We grow up by inches. The pencil marks on the wall measure our lengthening.
Or perhaps we grow up by pinches: the painful squeeze some adults perform on us, unasked. They reach for a cheek, grab skin between thumb and curled index finger, then tug. They smile and say something complimentary. Confusion follows. The friendly face and the pain are at odds. What we make of the event informs our understanding of love.
Did anything similar happen to you? A young person can miss how language sometimes disguises the infliction of injury. The smiling words say, in effect, nothing is wrong. Stress results. Some children reduce their anxiety by ignoring the contradiction between words and deeds. A blind spot is thus born.
Too bad. The immediate relief of your worrisome thought (“He doesn’t love me”) sets you up for greater harm. You become unable to distinguish those who hurt you from others who are genuinely loving. You’ve been conditioned to accept that an excruciating squeeze signals something good, at least occasionally — even though your nerve endings tell you otherwise.
Life requires us to make sense of nonsense. Our youthful minds are confounded. Who and what are we to believe?
I was probably under 10-years-old when my dad first took me to a White Sox game at old Comiskey Park in Chicago. He found a space for our Chevrolet on a street near the stadium.
A small boy about my age rode up on his bicycle.
“Watch your car for a quarter, mister?”
“No, thanks,” answered dad.
We walked toward the giant steel and brick amphitheater.
“Why would we need our car watched?” I asked my father.
“Protection. He was selling ‘protection’ — that something would ‘happen’ to the car if we didn’t pay him.”
“What do you mean?”

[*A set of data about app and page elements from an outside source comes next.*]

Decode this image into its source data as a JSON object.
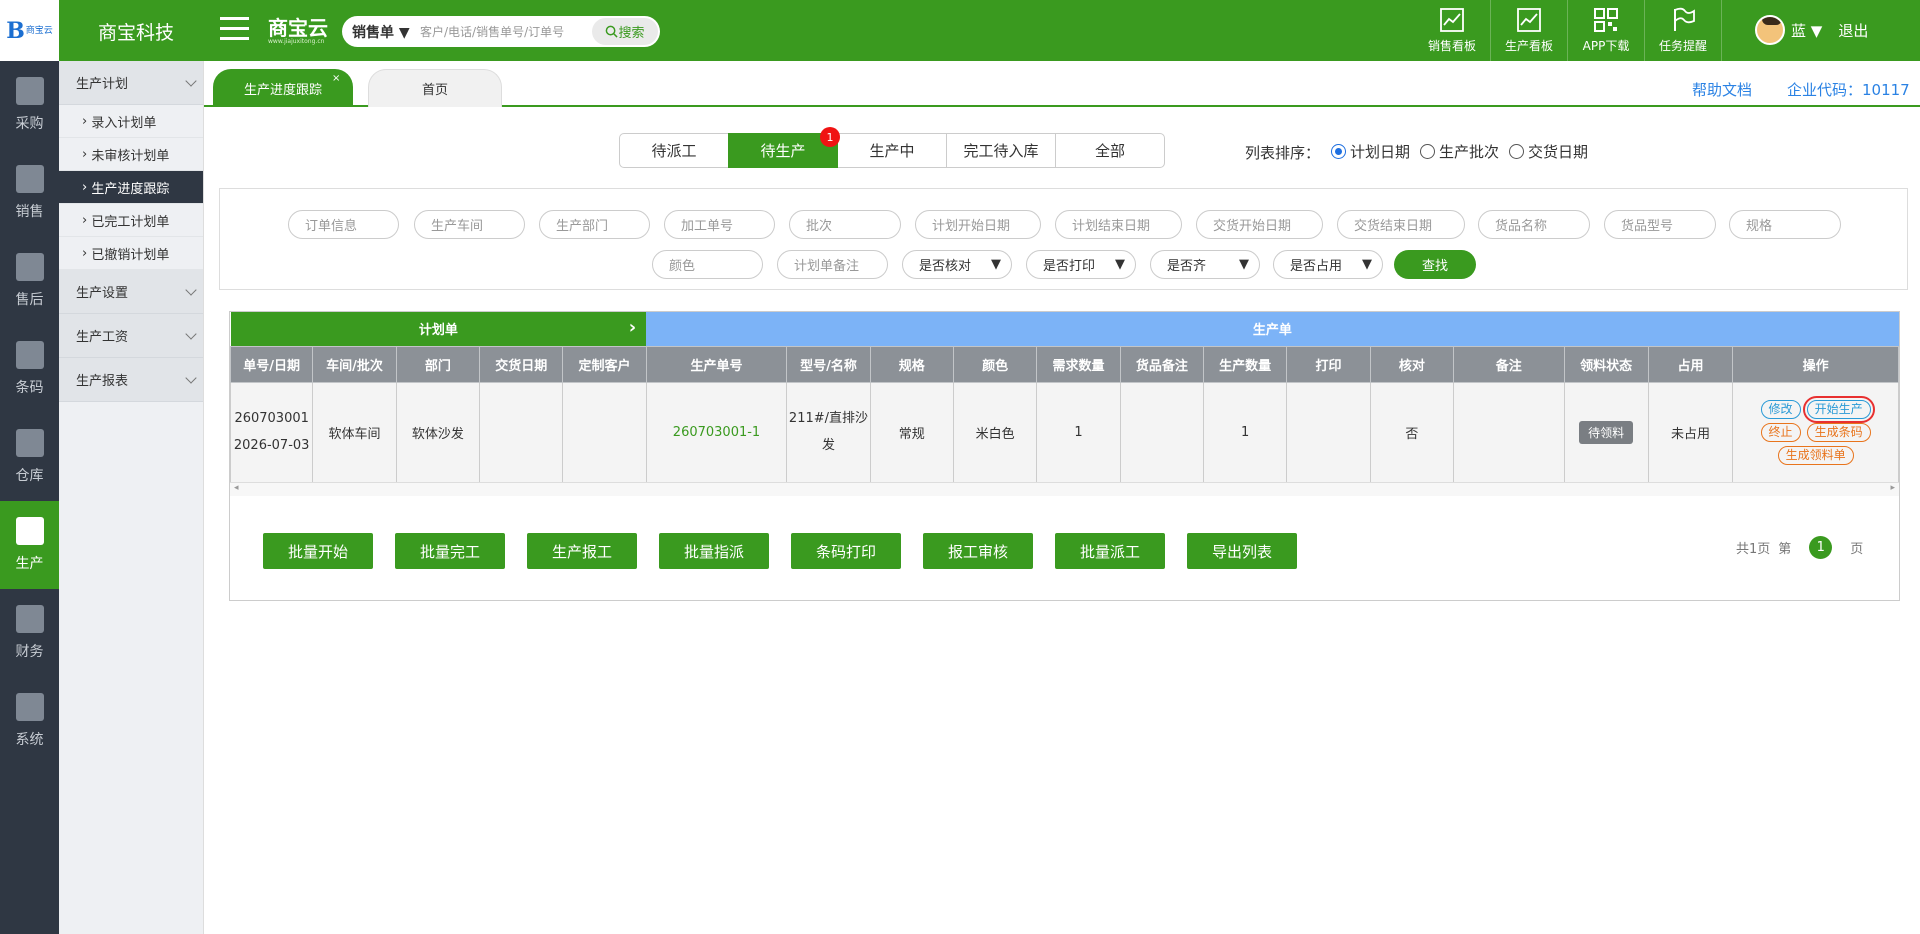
{
  "header": {
    "logo_mark": "B",
    "logo_text": "商宝云",
    "company": "商宝科技",
    "brand": "商宝云",
    "brand_sub": "www.jiajuxitong.cn",
    "search_type": "销售单 ▼",
    "search_placeholder": "客户/电话/销售单号/订单号",
    "search_button": "搜索",
    "icons": [
      {
        "label": "销售看板",
        "icon": "sales-chart-icon"
      },
      {
        "label": "生产看板",
        "icon": "production-chart-icon"
      },
      {
        "label": "APP下载",
        "icon": "qrcode-icon"
      },
      {
        "label": "任务提醒",
        "icon": "flag-icon"
      }
    ],
    "user_name": "蓝 ▼",
    "logout": "退出"
  },
  "leftnav": [
    {
      "label": "采购",
      "icon": "cart-icon"
    },
    {
      "label": "销售",
      "icon": "sales-icon"
    },
    {
      "label": "售后",
      "icon": "aftersales-icon"
    },
    {
      "label": "条码",
      "icon": "barcode-icon"
    },
    {
      "label": "仓库",
      "icon": "warehouse-icon"
    },
    {
      "label": "生产",
      "icon": "robot-arm-icon",
      "active": true
    },
    {
      "label": "财务",
      "icon": "calculator-icon"
    },
    {
      "label": "系统",
      "icon": "gear-icon"
    }
  ],
  "submenu": {
    "group1": "生产计划",
    "items": [
      "录入计划单",
      "未审核计划单",
      "生产进度跟踪",
      "已完工计划单",
      "已撤销计划单"
    ],
    "group2": "生产设置",
    "group3": "生产工资",
    "group4": "生产报表"
  },
  "tabs": {
    "active": "生产进度跟踪",
    "home": "首页",
    "close": "×",
    "help": "帮助文档",
    "corp": "企业代码：10117"
  },
  "status_tabs": [
    "待派工",
    "待生产",
    "生产中",
    "完工待入库",
    "全部"
  ],
  "badge": "1",
  "sort": {
    "label": "列表排序：",
    "options": [
      "计划日期",
      "生产批次",
      "交货日期"
    ]
  },
  "filters": {
    "row1": [
      "订单信息",
      "生产车间",
      "生产部门",
      "加工单号",
      "批次",
      "计划开始日期",
      "计划结束日期",
      "交货开始日期",
      "交货结束日期",
      "货品名称",
      "货品型号",
      "规格"
    ],
    "row2_inputs": [
      "颜色",
      "计划单备注"
    ],
    "selects": [
      "是否核对",
      "是否打印",
      "是否齐",
      "是否占用"
    ],
    "search": "查找"
  },
  "table": {
    "group_plan": "计划单",
    "group_prod": "生产单",
    "headers": [
      "单号/日期",
      "车间/批次",
      "部门",
      "交货日期",
      "定制客户",
      "生产单号",
      "型号/名称",
      "规格",
      "颜色",
      "需求数量",
      "货品备注",
      "生产数量",
      "打印",
      "核对",
      "备注",
      "领料状态",
      "占用",
      "操作"
    ],
    "row": {
      "order_no": "260703001",
      "date": "2026-07-03",
      "workshop": "软体车间",
      "dept": "软体沙发",
      "delivery": "",
      "customer": "",
      "prod_no": "260703001-1",
      "model": "211#/直排沙发",
      "spec": "常规",
      "color": "米白色",
      "qty_need": "1",
      "goods_note": "",
      "qty_prod": "1",
      "print": "",
      "check": "否",
      "note": "",
      "material": "待领料",
      "occupy": "未占用",
      "ops": [
        "修改",
        "开始生产",
        "终止",
        "生成条码",
        "生成领料单"
      ]
    }
  },
  "actions": [
    "批量开始",
    "批量完工",
    "生产报工",
    "批量指派",
    "条码打印",
    "报工审核",
    "批量派工",
    "导出列表"
  ],
  "pager": {
    "total": "共1页",
    "di": "第",
    "page": "1",
    "ye": "页"
  },
  "colors": {
    "green": "#3a9a1f",
    "blue_header": "#7cb3f7",
    "nav": "#2f3743"
  }
}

“He or one of his buddies might damage the Chevy.”
“Are you afraid they will?”
“No. Don’t worry.”
The car survived unscathed. Remember, though, we lived in Chicago. I learned my town was a place where mobsters once sold shopkeepers an adult-sized version of protection: pay us every month or we will wreck your business, destroy your merchandise, break your legs. What I’d seen was a mini-version of an Al Capone universe, all disguised as a proper business deal: standing guard over dad’s property, providing him a service. A contradiction again. Like the squeeze your relative expects you to believe is a sign of love, the protection offered was no protection.
You wet your bed. The parent screams at you.
“You’re too old for this. Look at the mess you made. Now your mom has to wash the sheet and covers again!“
Mom comforts you.
“Dad didn’t mean it. He was frustrated. He did it for your own good. Your father really loves you.”
Really? Love = screaming? Since the math doesn’t work, you choose one or the other. Love feels better. When you are yelled at again will you believe you are loved? The worse for you if you do. Especially later.
By adulthood, friends are puzzled.
“How can you let him do that to you? You’re too good for him. You’re beautiful and smart. Why do you stay with him?”
We are misled by those whose unkindness is hidden by smoke and mirrors. They can be understood only by a fog-piercing X-ray vision we don’t possess. If blinders to inconsistency are put on early, they turn invisible, but still restrict our sight. Incomprehension becomes automatic, unconscious.
No wonder we go to therapists. No wonder they say, “Tell me about your childhood.”
The top image is Scolding by José Ferraz de Almeida, Jr. It is sourced from Wikimedia Commons.